Records contained in a dataset:
-=-=-

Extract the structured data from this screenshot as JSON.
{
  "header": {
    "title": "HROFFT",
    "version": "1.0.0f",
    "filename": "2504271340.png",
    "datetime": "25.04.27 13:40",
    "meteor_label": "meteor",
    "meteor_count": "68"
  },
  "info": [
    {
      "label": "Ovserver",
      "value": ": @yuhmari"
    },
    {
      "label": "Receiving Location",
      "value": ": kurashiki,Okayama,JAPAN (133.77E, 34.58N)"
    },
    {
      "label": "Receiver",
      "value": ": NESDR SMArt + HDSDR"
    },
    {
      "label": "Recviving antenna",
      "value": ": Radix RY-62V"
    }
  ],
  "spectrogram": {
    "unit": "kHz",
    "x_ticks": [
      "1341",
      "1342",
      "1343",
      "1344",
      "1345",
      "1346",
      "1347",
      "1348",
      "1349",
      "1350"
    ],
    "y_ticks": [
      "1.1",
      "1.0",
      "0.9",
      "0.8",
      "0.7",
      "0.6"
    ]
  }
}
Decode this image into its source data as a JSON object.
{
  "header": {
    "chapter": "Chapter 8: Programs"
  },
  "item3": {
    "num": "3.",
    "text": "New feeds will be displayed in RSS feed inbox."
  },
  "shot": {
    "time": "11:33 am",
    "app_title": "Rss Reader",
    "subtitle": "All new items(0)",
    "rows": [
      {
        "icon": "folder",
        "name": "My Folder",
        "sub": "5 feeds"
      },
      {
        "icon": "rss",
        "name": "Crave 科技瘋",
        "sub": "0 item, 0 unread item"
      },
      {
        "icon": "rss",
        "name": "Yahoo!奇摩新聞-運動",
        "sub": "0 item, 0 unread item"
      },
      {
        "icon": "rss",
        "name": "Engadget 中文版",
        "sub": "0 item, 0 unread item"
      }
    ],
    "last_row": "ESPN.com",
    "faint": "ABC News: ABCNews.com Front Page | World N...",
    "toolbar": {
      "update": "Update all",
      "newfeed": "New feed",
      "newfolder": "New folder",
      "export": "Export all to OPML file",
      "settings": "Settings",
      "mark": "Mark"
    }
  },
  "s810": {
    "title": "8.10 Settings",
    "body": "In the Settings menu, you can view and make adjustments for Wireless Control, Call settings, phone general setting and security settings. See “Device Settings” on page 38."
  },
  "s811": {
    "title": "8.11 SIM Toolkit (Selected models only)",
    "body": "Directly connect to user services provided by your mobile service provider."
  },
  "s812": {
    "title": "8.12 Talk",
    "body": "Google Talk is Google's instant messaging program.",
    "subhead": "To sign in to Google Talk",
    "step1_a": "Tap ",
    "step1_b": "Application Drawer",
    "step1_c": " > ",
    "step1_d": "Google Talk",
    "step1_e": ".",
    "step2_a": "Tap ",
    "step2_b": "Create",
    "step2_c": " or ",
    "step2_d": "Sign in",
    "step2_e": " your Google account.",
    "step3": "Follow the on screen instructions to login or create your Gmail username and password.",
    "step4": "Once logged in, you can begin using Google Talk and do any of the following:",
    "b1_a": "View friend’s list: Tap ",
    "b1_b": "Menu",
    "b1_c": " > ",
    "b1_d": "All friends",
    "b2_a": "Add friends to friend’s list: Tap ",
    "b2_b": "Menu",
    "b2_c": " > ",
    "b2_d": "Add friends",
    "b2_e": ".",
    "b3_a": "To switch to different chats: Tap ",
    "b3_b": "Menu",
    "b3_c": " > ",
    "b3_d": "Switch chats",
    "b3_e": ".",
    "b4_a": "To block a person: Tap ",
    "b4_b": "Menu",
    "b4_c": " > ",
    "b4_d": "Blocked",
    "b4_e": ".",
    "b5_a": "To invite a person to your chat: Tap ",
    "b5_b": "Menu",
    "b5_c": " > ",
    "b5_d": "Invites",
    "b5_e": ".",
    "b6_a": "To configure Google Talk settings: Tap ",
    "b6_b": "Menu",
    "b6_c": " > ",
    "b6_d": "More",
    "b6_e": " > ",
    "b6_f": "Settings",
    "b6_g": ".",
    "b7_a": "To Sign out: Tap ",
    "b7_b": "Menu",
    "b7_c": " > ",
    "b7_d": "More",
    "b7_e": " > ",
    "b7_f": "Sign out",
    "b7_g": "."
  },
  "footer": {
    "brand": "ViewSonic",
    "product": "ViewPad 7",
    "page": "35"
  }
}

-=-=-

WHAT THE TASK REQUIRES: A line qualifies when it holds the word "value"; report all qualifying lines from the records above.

ANSWER TO THIS TASK:
      "value": ": @yuhmari"
      "value": ": kurashiki,Okayama,JAPAN (133.77E, 34.58N)"
      "value": ": NESDR SMArt + HDSDR"
      "value": ": Radix RY-62V"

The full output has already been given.